The Brits have always been smitten with period dramas (must be something to do with all those stolen glances and forbidden relationships between master and servant) and now the series has become huge in the US and was recently nominated for a shedload of Emmys.
Oscar-winning screenwriter Julian Fellowes (Gosford Park) weaves a brilliant script based around the Crawley family, who were first introduced to the UK in September 2010. Series one focussed on the period between the sinking of the Titanic to the start of World War I, April 1912 to August 1914. Series two then aired in September 2011 in the UK and January 2012 in the US and followed the loves and lives of the Crawley family again from the Battle of the Somme period to the flu pandemic, 1916 to 1918. The Christmas special gave diehard fans THE moment they were waiting for; Matthew Crawley and Lady Mary embraced (finally!) amidst falling snowflakes.
Series three of the lavish period costume drama starts in the UK on ITV on Sunday 16 September and it set in the roaring twenties period of British history and the series opens with the most hotly anticipated wedding since Prince William and Catherine Middleton tied the knot! Those who are really impatient can view the official ITV trailer on YouTube.
Along with fantastic scripts and lavish period costumes, there are of course the stunning set locations and here we look at some of the real life locations used in the Downton Abbey series;
Highclere Castle, Newbury RG20
Although Downton Abbey itself is meant to be set in Yorkshire, the Crawley family estate is actually set at the now famous Highclere Castle in the British county of Hampshire near the town of Newbury. Situated within 1,000 acres of parkland, Highclere Castle has been through many changes. Originally the country home of the Earls of Carnarvon since 1679, Henry Herbert, the first Earl of Carnarvon transformed the property into a Georgian mansion in the early 19th century. In the mid-19th century Highclere Castle was then transformed into the stunning period architecture that we witness today in Downton Abbey, that of an Elizabethan Castle. Architect Sir Charles Barry created the design and oversaw the build through to completion in 1878.

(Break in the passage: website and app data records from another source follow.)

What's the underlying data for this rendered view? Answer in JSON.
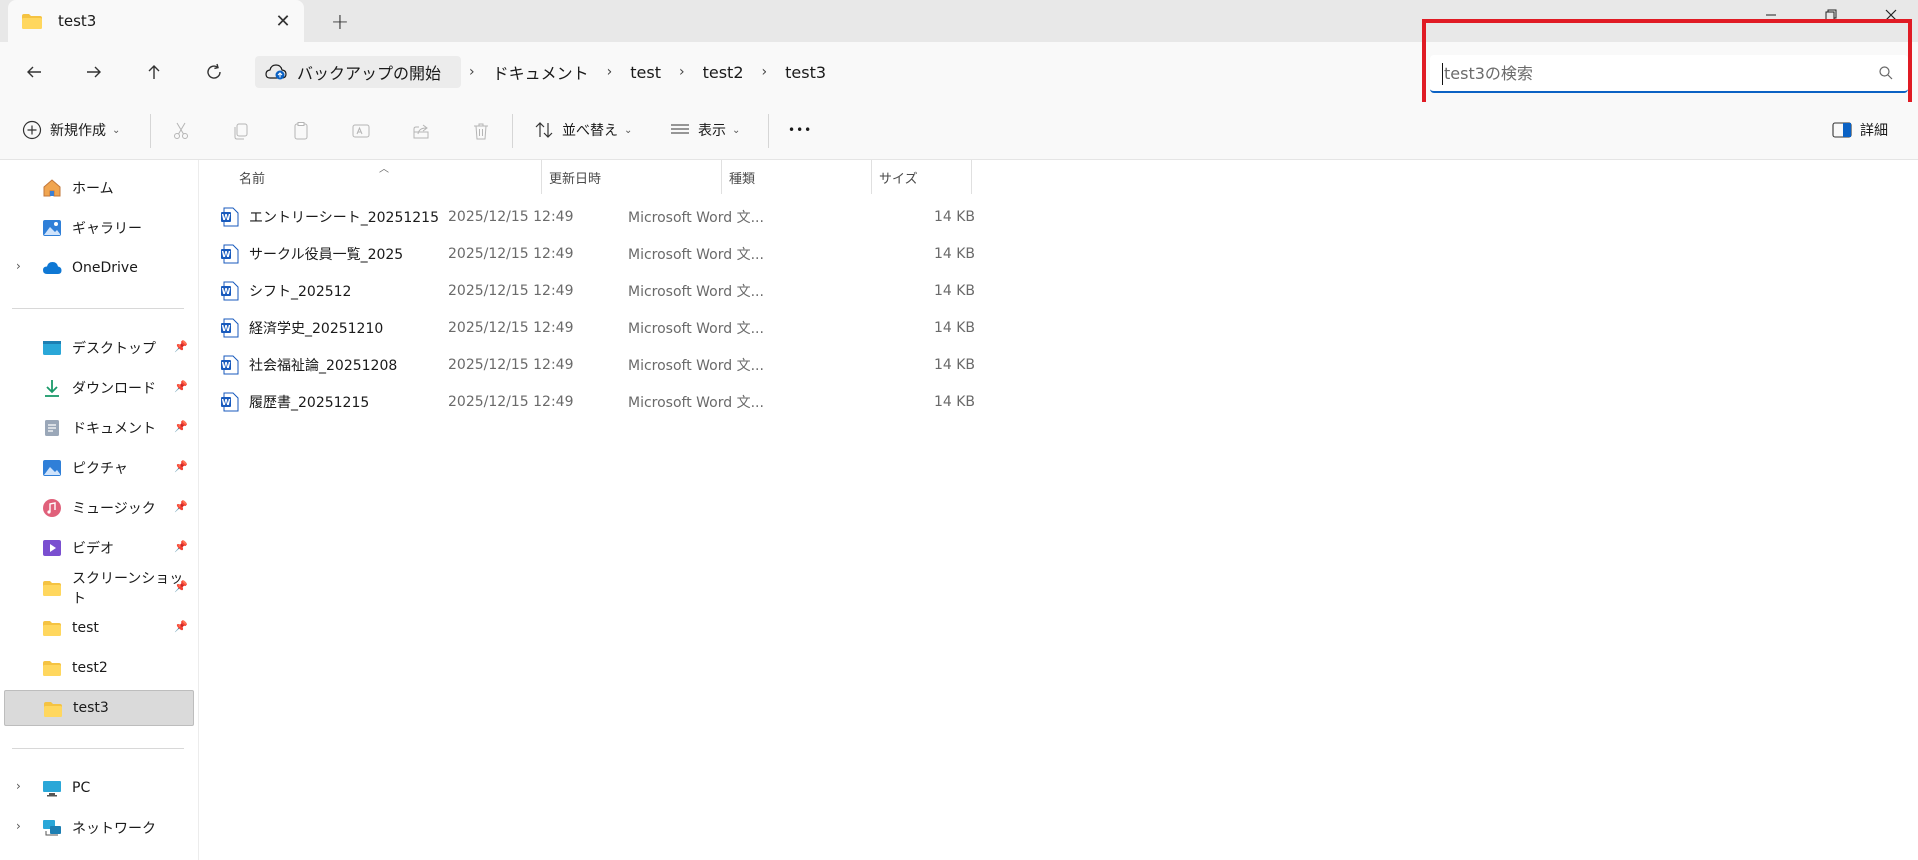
{
  "tab": {
    "title": "test3",
    "close": "✕",
    "new": "+"
  },
  "window": {
    "minimize": "—",
    "maximize": "❐",
    "close": "✕"
  },
  "breadcrumb": {
    "backup": "バックアップの開始",
    "items": [
      "ドキュメント",
      "test",
      "test2",
      "test3"
    ],
    "separator": "›"
  },
  "search": {
    "placeholder": "test3の検索",
    "value": ""
  },
  "toolbar": {
    "new": "新規作成",
    "sort": "並べ替え",
    "view": "表示",
    "more": "•••",
    "details": "詳細"
  },
  "sidebar": {
    "home": "ホーム",
    "gallery": "ギャラリー",
    "onedrive": "OneDrive",
    "desktop": "デスクトップ",
    "downloads": "ダウンロード",
    "documents": "ドキュメント",
    "pictures": "ピクチャ",
    "music": "ミュージック",
    "videos": "ビデオ",
    "screenshots": "スクリーンショット",
    "test": "test",
    "test2": "test2",
    "test3": "test3",
    "pc": "PC",
    "network": "ネットワーク"
  },
  "columns": {
    "name": "名前",
    "date": "更新日時",
    "type": "種類",
    "size": "サイズ"
  },
  "files": [
    {
      "name": "エントリーシート_20251215",
      "date": "2025/12/15 12:49",
      "type": "Microsoft Word 文...",
      "size": "14 KB"
    },
    {
      "name": "サークル役員一覧_2025",
      "date": "2025/12/15 12:49",
      "type": "Microsoft Word 文...",
      "size": "14 KB"
    },
    {
      "name": "シフト_202512",
      "date": "2025/12/15 12:49",
      "type": "Microsoft Word 文...",
      "size": "14 KB"
    },
    {
      "name": "経済学史_20251210",
      "date": "2025/12/15 12:49",
      "type": "Microsoft Word 文...",
      "size": "14 KB"
    },
    {
      "name": "社会福祉論_20251208",
      "date": "2025/12/15 12:49",
      "type": "Microsoft Word 文...",
      "size": "14 KB"
    },
    {
      "name": "履歴書_20251215",
      "date": "2025/12/15 12:49",
      "type": "Microsoft Word 文...",
      "size": "14 KB"
    }
  ],
  "colors": {
    "accent": "#0b62c4",
    "highlight": "#e01b24",
    "folder": "#f5c342",
    "word": "#185abd"
  }
}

The Elizabethan style was all the rage during the reign of Queen Elizabeth I originally in 1558–1603 and once again become popular in the 19th century with Dutch and Italian Renaissance styles once again playing a part. Highclere Castle reflects those influences and the Elizabethan theme can be seen in the scenes which are filmed in the original library, drawing room, dining room and hallway.
The kitchen scenes were filmed off site at Ealing Studios to capture the period accurately as were most of the bedroom scenes.

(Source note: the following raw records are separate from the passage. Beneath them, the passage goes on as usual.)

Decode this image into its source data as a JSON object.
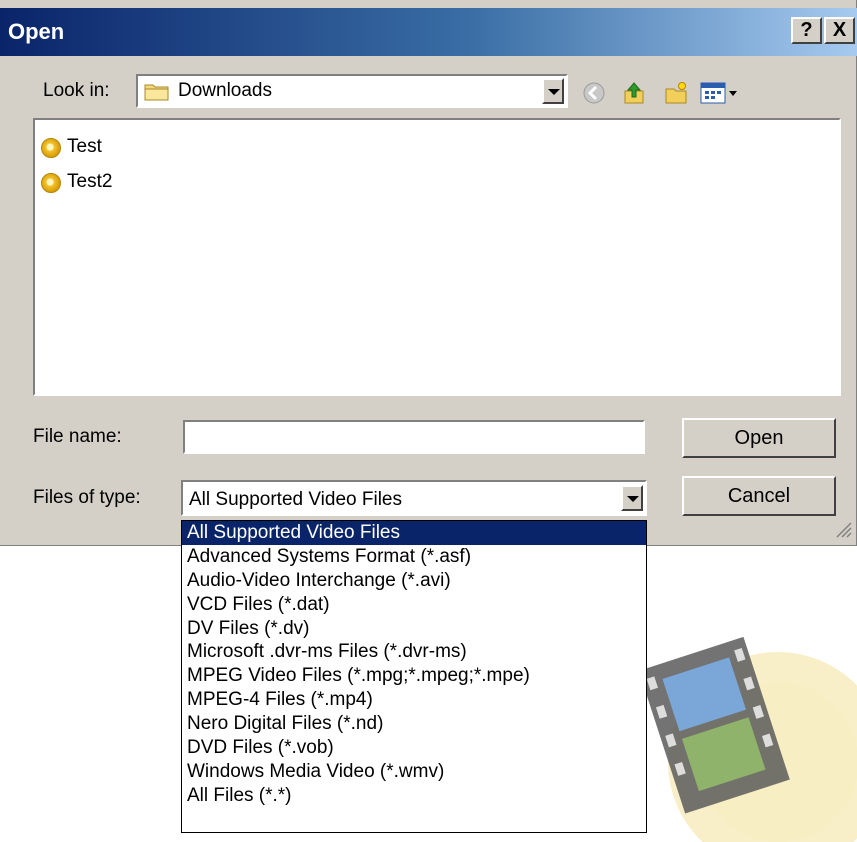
{
  "window": {
    "title": "Open"
  },
  "title_buttons": {
    "help": "?",
    "close": "X"
  },
  "look_in": {
    "label": "Look in:",
    "value": "Downloads"
  },
  "toolbar": {
    "icons": [
      "back-icon",
      "up-folder-icon",
      "new-folder-icon",
      "view-menu-icon"
    ]
  },
  "files": [
    {
      "name": "Test"
    },
    {
      "name": "Test2"
    }
  ],
  "file_name": {
    "label": "File name:",
    "value": ""
  },
  "files_of_type": {
    "label": "Files of type:",
    "value": "All Supported Video Files"
  },
  "buttons": {
    "open": "Open",
    "cancel": "Cancel"
  },
  "type_options": [
    "All Supported Video Files",
    "Advanced Systems Format (*.asf)",
    "Audio-Video Interchange (*.avi)",
    "VCD Files (*.dat)",
    "DV Files (*.dv)",
    "Microsoft .dvr-ms Files (*.dvr-ms)",
    "MPEG Video Files (*.mpg;*.mpeg;*.mpe)",
    "MPEG-4 Files (*.mp4)",
    "Nero Digital Files (*.nd)",
    "DVD Files (*.vob)",
    "Windows Media Video (*.wmv)",
    "All Files (*.*)"
  ],
  "selected_option_index": 0,
  "colors": {
    "titlebar_start": "#0a246a",
    "titlebar_end": "#a6caf0",
    "selection": "#0a246a",
    "dialog_face": "#d4d0c8"
  }
}
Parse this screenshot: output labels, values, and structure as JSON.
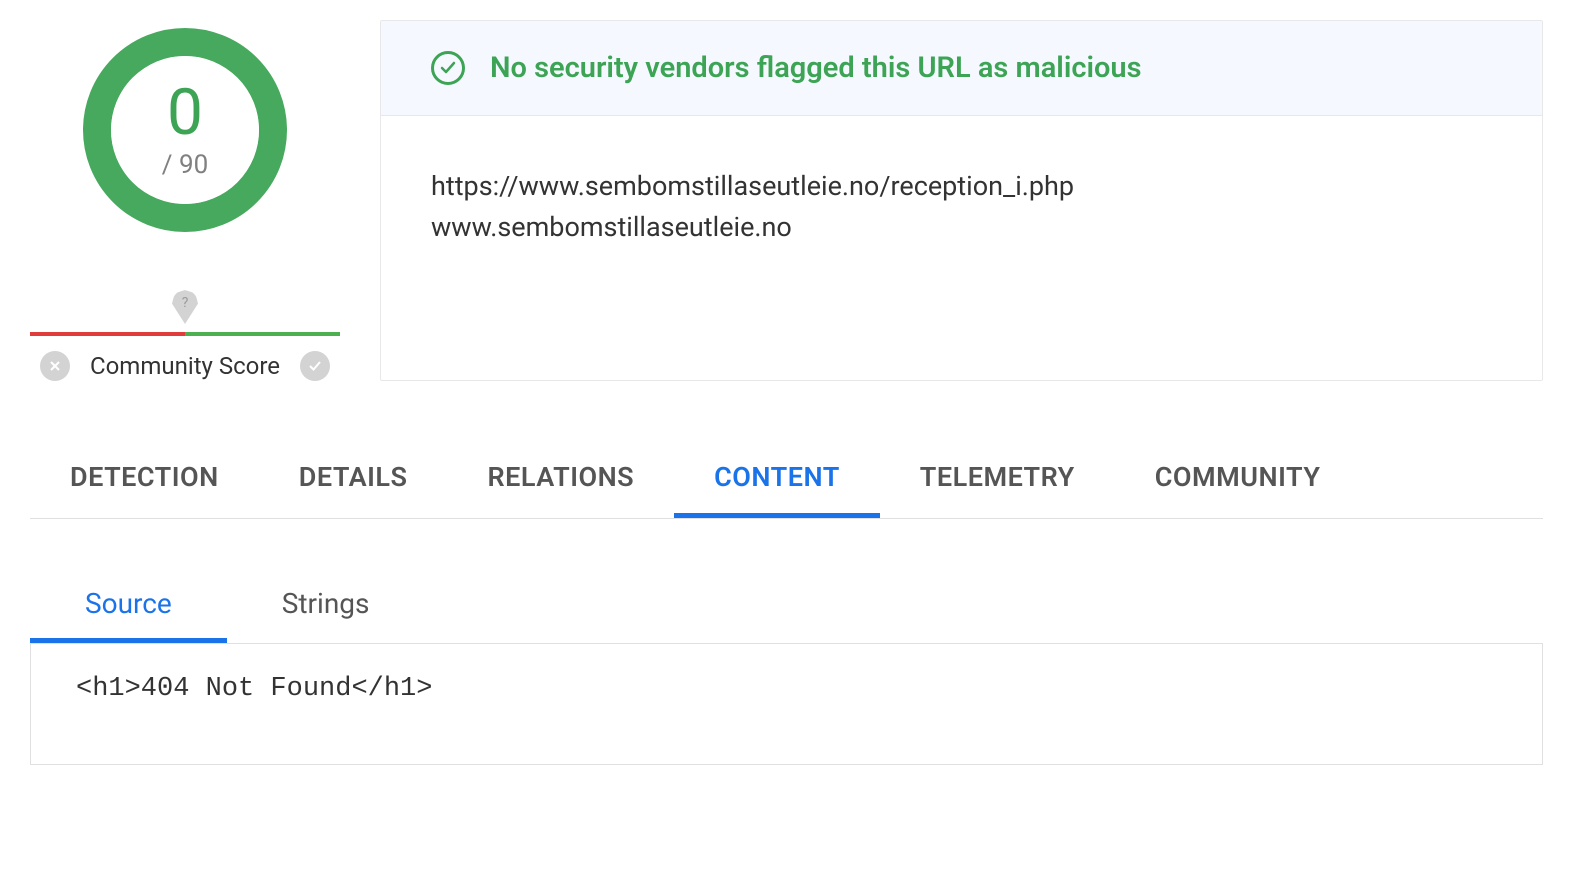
{
  "score": {
    "detections": "0",
    "total": "/ 90"
  },
  "community": {
    "marker": "?",
    "label": "Community Score"
  },
  "verdict": {
    "message": "No security vendors flagged this URL as malicious"
  },
  "url_info": {
    "full_url": "https://www.sembomstillaseutleie.no/reception_i.php",
    "domain": "www.sembomstillaseutleie.no"
  },
  "tabs": [
    {
      "id": "detection",
      "label": "DETECTION",
      "active": false
    },
    {
      "id": "details",
      "label": "DETAILS",
      "active": false
    },
    {
      "id": "relations",
      "label": "RELATIONS",
      "active": false
    },
    {
      "id": "content",
      "label": "CONTENT",
      "active": true
    },
    {
      "id": "telemetry",
      "label": "TELEMETRY",
      "active": false
    },
    {
      "id": "community",
      "label": "COMMUNITY",
      "active": false
    }
  ],
  "subtabs": [
    {
      "id": "source",
      "label": "Source",
      "active": true
    },
    {
      "id": "strings",
      "label": "Strings",
      "active": false
    }
  ],
  "source_content": "<h1>404 Not Found</h1>"
}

The outdoor shots were filmed in the extensive 1,000 acre gardens which were carefully designed by Lancelot Brown during the 18th century.

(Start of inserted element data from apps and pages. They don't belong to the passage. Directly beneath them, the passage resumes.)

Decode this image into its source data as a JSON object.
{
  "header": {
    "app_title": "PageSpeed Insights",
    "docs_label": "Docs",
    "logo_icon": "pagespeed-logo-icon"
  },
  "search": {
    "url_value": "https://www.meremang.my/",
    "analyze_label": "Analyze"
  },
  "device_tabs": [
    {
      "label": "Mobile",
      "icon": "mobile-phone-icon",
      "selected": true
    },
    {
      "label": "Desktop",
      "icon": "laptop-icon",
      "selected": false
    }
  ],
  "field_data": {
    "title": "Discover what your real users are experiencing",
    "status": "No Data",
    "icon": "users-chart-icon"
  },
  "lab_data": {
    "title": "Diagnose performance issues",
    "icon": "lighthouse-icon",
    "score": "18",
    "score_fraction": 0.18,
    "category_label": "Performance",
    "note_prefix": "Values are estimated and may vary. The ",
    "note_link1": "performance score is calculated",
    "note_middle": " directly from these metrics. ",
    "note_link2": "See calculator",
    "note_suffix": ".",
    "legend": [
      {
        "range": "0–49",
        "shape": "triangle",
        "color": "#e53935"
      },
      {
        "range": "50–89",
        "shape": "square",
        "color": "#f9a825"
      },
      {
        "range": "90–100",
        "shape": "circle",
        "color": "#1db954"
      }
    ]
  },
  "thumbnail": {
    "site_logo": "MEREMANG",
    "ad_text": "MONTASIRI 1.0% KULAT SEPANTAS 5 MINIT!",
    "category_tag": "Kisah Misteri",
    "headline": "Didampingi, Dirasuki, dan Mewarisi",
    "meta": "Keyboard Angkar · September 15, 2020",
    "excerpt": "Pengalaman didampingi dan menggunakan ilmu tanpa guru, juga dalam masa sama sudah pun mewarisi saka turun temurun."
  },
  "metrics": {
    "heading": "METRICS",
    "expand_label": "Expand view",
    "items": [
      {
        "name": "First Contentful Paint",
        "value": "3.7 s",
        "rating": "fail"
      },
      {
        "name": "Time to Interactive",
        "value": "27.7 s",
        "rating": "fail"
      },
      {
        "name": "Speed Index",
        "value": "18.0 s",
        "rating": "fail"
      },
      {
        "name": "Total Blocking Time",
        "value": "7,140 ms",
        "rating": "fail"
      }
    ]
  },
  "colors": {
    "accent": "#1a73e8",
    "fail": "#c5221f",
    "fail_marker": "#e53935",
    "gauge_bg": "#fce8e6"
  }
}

The Earl and Countess of Carnarvon still live at Highclere Castle and the magnificent house and grounds are open to the public during the Easter and summer holidays, Bank holidays and other times for special events. Visitors can explore the Egyptian Exhibition which is hosted in the Castle cellars, can walk the extensive gardens and woodlands and can enjoy afternoon tea in the tearooms. It’s worth noting though that tickets are hard to get hold of with all the 2012 pre-book tickets already sold out, Christmas 2012 and Easter 2013 tickets will be released in October via the official website.
Village of Bampton
The Downton village scenes were all filmed in Bampton in Oxfordshire, one of the oldest villages in the UK and said to be one of the most historically preserved locations in the country. Several key buildings in Bampton also feature in Downton Abbey with the exterior of Bampton library playing the part of the cottage hospital. Another house was used as the exterior for Matthew Crawley’s house as was the Dower House and St. Mary’s Church.
Bampton sits on the edge of the Cotswolds and is not to be confused with the village of Bampton in Devon! Visitors can explore and stay in the Bampton area.
The World War I trench scenes that were set in France were actually filmed on a rural Suffolk site near to the village of Akenham just north of Ipswich.
During series 2 Sir Richard Carlisle, who was tipped to marry Lady Mary, was considering buying ‘Haxby Park’ which was actually Waddesdon Manor, a Neo-Renaissance style country house located in Waddesdon village in the county of Buckinghamshire.
Visitors can explore the stunning château for themselves, which was designed by the French architect Destailleur in 1874. Originally the home of the Baron Ferdinand de Rothschild the property offers daily talks and tours.
Downton Abbey is actually meant to set in the County of Yorkshire which is further north in England than the actual locations used. Local Yorkshire cities and towns are mentioned but never shown such as Leeds, York and Middlesbrough.
Some were shocked that this was not a BBC production, after all the BBC are known the world over for their stunning period dramas, but ITV really pull it off thanks to legendary actors Dame Maggie Smith who plays Violet Crawley aka the Dowager Countess of Grantham with her acerbic one-liners and stalwart Earl of Grantham played superbly Hugh Bonneville. Season 3 sees legendary US screen actress Shirley MacLaine join the cast to rival Dame Maggie and her timed-to-perfection one-liners!
Image Credits; 1, 3, 4